### WORK REQUEST
Below are the records. List every line holding the word "КККР".
*** SUPPLIED INFORMATION ***
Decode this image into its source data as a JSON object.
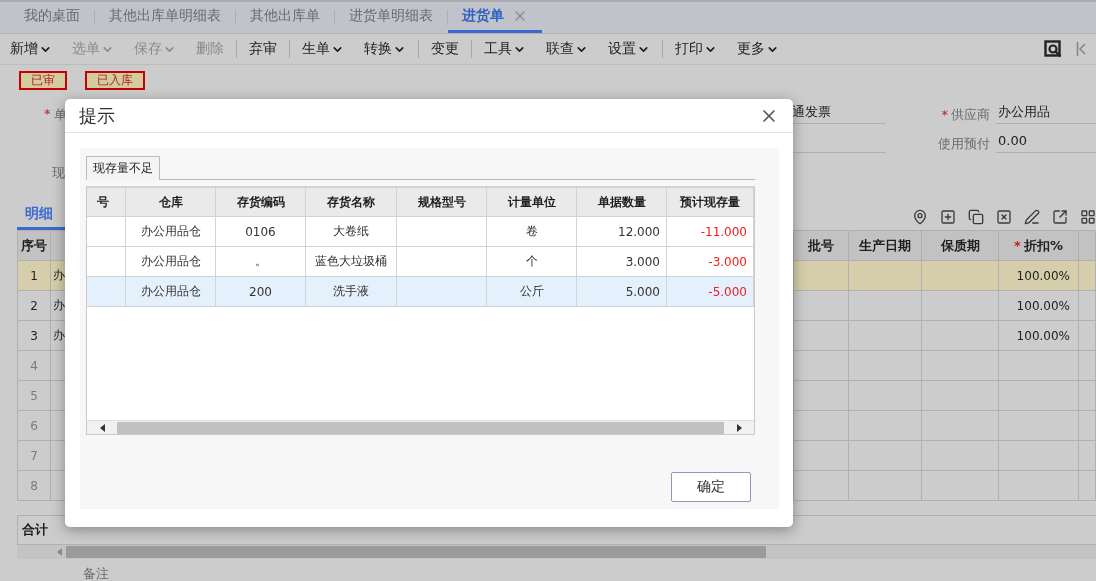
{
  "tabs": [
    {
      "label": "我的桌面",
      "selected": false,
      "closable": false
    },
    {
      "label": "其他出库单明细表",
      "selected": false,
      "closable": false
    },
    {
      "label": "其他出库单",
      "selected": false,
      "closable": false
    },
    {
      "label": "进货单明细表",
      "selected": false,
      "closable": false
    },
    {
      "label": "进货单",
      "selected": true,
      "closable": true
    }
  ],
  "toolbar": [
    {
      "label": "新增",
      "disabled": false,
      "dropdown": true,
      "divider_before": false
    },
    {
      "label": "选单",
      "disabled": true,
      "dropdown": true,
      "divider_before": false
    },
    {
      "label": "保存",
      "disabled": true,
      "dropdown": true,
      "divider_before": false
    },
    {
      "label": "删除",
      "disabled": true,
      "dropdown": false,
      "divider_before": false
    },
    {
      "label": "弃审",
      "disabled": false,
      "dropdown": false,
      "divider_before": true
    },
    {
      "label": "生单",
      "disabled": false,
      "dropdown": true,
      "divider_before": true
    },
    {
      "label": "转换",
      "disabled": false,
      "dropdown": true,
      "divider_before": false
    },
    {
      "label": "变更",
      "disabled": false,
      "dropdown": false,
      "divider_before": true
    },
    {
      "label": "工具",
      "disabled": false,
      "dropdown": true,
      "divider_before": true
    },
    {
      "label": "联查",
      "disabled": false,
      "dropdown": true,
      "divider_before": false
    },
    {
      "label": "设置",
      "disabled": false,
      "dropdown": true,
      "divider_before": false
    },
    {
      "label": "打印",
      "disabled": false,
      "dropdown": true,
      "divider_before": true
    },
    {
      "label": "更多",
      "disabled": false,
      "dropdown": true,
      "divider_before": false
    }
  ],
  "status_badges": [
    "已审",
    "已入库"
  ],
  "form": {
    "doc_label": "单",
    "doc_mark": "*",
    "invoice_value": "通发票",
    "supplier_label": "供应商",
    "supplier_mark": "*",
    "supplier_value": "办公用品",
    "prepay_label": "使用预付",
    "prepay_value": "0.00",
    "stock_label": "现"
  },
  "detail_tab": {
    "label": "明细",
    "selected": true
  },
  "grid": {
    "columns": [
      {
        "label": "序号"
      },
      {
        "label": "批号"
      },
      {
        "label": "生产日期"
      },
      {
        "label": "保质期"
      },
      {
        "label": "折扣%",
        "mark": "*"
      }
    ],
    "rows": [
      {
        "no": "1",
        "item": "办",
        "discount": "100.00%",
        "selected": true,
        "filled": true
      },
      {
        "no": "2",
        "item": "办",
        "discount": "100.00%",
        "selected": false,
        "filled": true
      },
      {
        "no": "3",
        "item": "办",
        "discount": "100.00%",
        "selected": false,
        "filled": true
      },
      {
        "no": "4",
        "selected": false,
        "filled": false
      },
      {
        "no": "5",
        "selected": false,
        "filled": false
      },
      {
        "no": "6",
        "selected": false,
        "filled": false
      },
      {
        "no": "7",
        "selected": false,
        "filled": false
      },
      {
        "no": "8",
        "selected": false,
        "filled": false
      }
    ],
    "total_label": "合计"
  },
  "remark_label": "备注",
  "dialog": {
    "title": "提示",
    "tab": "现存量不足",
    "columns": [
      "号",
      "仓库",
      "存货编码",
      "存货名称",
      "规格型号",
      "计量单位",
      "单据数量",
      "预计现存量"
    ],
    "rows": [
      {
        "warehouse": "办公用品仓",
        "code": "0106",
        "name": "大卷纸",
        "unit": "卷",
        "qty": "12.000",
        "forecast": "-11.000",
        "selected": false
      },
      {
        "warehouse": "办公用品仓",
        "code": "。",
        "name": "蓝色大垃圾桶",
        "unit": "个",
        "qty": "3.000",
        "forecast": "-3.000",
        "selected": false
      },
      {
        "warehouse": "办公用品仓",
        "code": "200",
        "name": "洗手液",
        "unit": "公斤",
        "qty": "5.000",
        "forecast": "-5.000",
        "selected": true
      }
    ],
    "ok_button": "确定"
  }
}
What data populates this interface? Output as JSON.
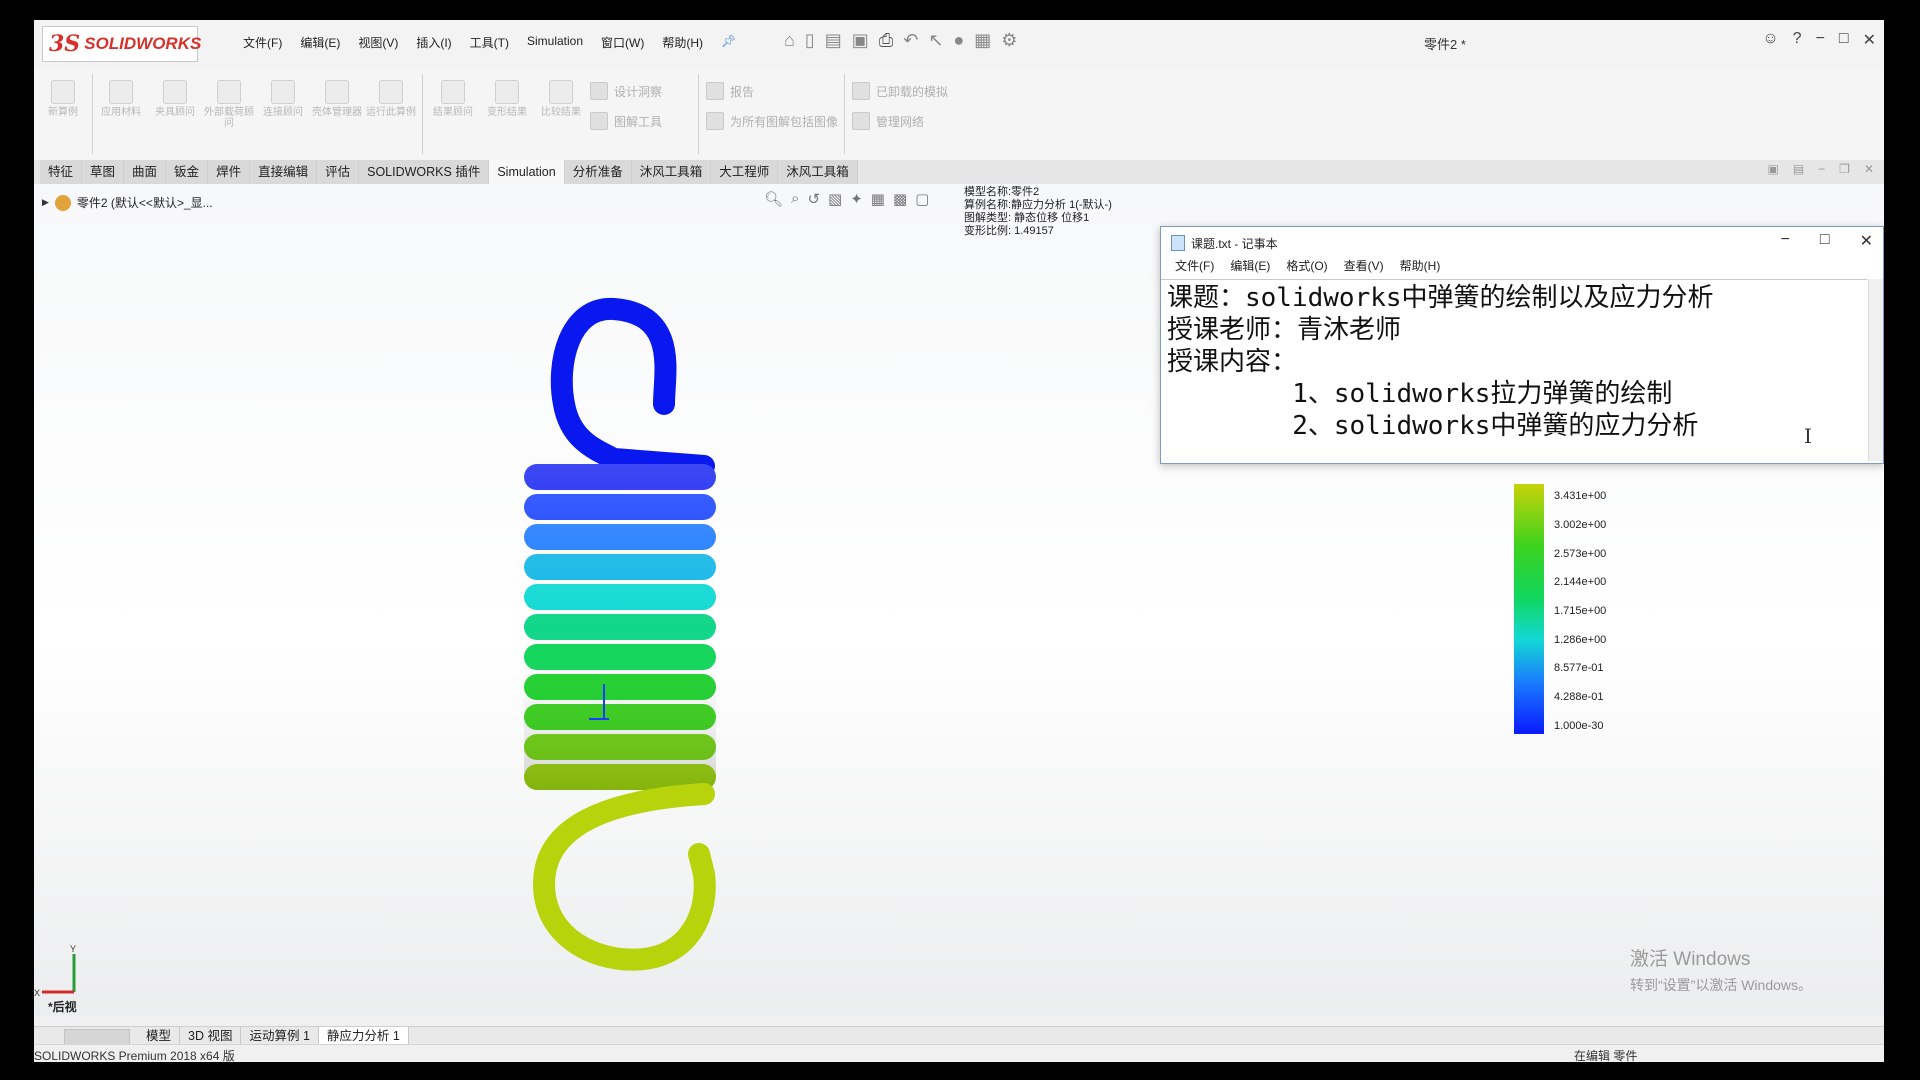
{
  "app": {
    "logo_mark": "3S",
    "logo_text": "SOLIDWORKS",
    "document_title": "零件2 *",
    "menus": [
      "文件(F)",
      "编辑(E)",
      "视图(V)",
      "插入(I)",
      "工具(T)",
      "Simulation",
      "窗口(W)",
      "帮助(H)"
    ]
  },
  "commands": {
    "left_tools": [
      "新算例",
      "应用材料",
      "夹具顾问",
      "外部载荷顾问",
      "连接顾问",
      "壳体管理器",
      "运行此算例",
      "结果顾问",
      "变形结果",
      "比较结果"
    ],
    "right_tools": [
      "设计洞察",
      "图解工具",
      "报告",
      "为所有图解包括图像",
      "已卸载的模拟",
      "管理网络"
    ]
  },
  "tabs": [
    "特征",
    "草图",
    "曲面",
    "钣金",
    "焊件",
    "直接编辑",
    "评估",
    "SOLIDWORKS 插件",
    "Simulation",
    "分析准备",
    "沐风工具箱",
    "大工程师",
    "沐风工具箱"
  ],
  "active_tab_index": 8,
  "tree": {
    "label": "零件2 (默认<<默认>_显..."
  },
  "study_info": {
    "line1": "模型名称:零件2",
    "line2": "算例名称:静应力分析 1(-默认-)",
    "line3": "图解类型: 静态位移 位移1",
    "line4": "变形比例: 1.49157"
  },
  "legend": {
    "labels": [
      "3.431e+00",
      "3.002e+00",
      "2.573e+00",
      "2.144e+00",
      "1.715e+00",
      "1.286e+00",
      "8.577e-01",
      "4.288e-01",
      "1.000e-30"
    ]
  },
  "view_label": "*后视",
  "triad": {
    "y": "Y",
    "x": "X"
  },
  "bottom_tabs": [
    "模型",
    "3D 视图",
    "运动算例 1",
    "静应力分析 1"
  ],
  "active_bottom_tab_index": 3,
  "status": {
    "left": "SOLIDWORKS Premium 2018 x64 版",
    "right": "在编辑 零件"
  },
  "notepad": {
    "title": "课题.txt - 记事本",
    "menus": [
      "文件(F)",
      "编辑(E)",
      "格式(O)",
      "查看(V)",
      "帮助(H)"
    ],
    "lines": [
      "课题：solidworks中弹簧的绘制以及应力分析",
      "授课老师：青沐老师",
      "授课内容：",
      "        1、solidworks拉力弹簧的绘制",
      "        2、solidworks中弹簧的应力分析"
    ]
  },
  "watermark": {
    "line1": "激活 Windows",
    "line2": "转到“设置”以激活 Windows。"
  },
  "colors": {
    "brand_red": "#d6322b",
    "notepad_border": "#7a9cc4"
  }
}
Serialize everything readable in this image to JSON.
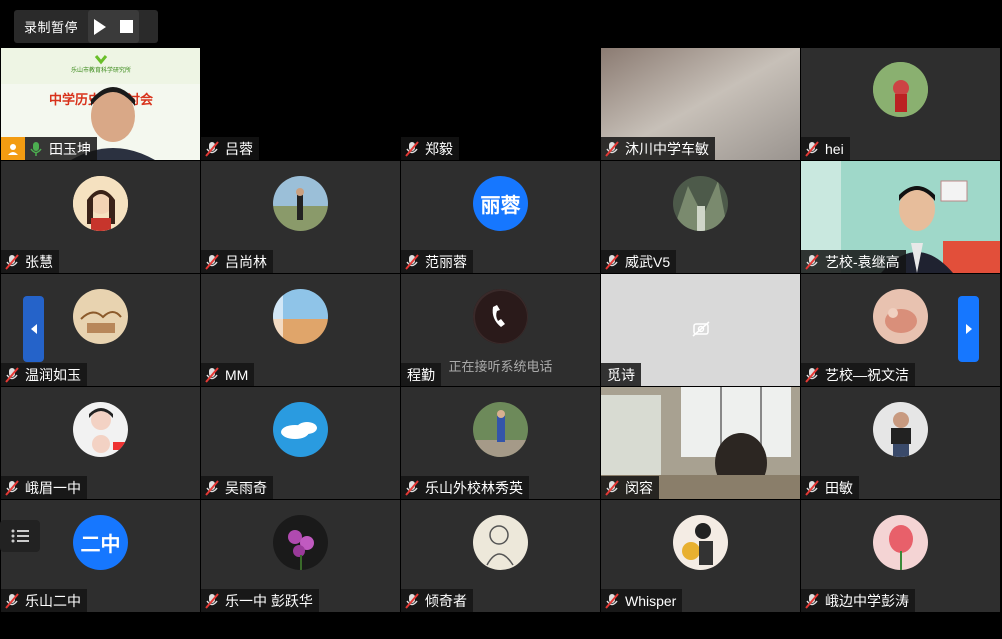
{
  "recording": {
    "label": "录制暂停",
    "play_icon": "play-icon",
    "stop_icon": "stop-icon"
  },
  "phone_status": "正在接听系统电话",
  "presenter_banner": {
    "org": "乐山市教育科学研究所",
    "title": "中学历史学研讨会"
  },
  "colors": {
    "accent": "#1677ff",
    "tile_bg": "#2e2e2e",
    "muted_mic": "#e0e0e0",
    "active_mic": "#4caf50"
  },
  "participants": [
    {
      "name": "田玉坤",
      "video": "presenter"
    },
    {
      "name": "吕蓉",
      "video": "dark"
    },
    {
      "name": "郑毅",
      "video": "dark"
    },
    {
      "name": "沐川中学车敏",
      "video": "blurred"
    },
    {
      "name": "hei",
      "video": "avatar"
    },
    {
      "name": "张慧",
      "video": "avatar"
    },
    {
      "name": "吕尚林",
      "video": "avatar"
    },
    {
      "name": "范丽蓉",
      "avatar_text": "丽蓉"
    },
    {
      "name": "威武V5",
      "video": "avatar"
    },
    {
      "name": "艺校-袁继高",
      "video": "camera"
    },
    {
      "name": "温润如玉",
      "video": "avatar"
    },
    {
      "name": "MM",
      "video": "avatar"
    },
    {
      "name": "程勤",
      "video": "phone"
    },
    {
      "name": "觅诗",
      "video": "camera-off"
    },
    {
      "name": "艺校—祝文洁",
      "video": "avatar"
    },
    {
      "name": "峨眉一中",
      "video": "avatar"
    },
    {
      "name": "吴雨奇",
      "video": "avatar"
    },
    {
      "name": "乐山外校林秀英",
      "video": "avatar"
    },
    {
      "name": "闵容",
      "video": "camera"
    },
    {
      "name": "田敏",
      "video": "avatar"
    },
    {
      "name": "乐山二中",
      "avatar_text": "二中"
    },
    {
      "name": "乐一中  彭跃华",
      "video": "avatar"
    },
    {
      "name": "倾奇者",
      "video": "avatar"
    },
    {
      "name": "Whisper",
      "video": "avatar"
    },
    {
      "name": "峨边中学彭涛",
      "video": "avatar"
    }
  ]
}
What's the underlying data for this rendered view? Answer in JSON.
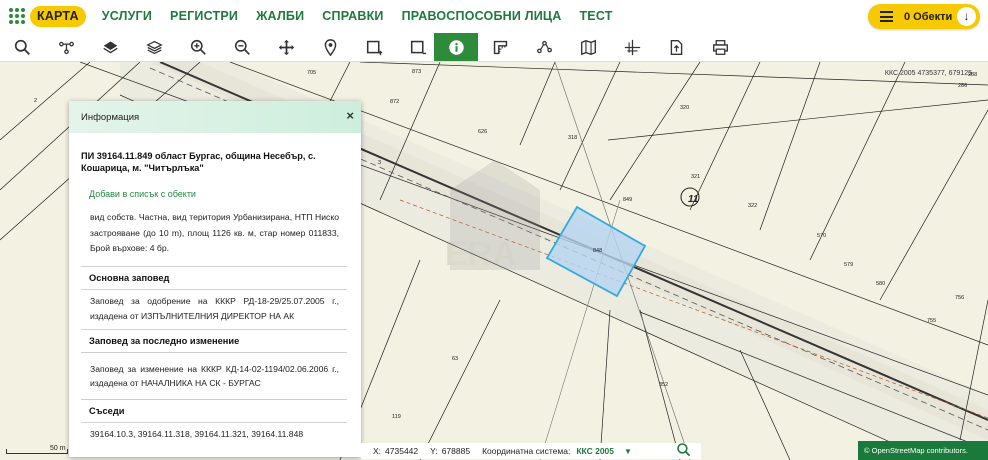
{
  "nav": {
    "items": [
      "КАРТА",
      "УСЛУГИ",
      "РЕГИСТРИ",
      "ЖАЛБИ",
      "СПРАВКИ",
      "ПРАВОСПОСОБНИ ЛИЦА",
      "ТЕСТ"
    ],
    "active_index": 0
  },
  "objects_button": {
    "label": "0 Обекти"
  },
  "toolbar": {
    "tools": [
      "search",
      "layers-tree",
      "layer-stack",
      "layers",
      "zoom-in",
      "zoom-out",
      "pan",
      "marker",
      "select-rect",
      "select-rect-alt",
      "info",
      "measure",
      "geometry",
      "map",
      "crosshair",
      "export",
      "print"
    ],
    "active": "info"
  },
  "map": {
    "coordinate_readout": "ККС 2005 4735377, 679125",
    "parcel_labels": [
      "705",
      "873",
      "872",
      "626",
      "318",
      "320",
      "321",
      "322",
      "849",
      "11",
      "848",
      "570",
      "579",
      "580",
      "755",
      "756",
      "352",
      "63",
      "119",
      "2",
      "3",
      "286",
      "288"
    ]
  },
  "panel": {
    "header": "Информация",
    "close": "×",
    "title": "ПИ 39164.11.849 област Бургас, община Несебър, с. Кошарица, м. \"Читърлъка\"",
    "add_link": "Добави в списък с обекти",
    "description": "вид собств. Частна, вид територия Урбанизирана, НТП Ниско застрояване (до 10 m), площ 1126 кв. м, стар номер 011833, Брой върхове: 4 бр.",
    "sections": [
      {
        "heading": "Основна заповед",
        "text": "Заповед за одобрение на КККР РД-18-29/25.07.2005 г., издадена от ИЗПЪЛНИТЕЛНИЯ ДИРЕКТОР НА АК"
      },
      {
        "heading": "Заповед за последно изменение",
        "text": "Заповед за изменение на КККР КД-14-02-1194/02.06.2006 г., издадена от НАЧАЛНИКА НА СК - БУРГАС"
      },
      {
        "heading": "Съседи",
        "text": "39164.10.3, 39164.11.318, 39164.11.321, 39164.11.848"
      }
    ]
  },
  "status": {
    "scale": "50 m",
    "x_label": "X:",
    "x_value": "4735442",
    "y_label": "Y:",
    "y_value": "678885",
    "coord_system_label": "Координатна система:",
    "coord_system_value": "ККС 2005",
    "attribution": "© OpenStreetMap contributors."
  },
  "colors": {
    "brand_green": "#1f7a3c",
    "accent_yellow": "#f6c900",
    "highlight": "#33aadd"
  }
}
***
### RESPONSE TO THE EXERCISE
        "text": "Заповед за одобрение на КККР РД-18-29/25.07.2005 г., издадена от ИЗПЪЛНИТЕЛНИЯ ДИРЕКТОР НА АК"
        "text": "Заповед за изменение на КККР КД-14-02-1194/02.06.2006 г., издадена от НАЧАЛНИКА НА СК - БУРГАС"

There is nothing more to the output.